*** MATERIAL SUPPLIED Section Begins ***

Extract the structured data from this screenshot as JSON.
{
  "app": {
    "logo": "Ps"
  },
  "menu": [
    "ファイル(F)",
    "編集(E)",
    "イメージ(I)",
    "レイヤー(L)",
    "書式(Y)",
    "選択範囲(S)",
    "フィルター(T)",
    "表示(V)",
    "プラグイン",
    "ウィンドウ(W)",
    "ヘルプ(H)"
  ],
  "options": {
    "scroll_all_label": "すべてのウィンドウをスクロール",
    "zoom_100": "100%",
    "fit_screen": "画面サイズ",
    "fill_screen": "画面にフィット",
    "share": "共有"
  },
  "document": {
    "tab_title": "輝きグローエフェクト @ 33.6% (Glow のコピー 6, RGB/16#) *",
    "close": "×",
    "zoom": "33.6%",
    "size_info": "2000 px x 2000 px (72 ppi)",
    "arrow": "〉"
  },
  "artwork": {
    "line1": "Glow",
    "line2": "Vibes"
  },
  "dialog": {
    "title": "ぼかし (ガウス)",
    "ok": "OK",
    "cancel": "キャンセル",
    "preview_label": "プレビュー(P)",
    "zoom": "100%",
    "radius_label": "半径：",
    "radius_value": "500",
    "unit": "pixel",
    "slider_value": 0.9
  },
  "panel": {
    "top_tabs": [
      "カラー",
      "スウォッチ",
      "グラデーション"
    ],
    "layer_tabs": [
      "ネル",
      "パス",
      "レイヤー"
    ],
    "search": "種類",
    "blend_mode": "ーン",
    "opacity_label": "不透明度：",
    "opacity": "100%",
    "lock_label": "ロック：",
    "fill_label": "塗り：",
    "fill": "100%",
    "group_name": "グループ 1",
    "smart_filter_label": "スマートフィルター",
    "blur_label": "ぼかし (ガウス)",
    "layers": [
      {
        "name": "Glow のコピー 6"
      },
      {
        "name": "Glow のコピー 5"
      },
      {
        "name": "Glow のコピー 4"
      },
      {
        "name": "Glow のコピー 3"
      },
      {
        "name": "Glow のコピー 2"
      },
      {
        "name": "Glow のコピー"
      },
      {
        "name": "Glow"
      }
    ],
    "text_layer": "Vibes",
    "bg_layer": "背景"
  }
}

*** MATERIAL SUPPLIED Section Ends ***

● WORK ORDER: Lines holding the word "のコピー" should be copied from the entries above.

● RESPONSE TO THE EXERCISE:
    "tab_title": "輝きグローエフェクト @ 33.6% (Glow のコピー 6, RGB/16#) *",
        "name": "Glow のコピー 6"
        "name": "Glow のコピー 5"
        "name": "Glow のコピー 4"
        "name": "Glow のコピー 3"
        "name": "Glow のコピー 2"
        "name": "Glow のコピー"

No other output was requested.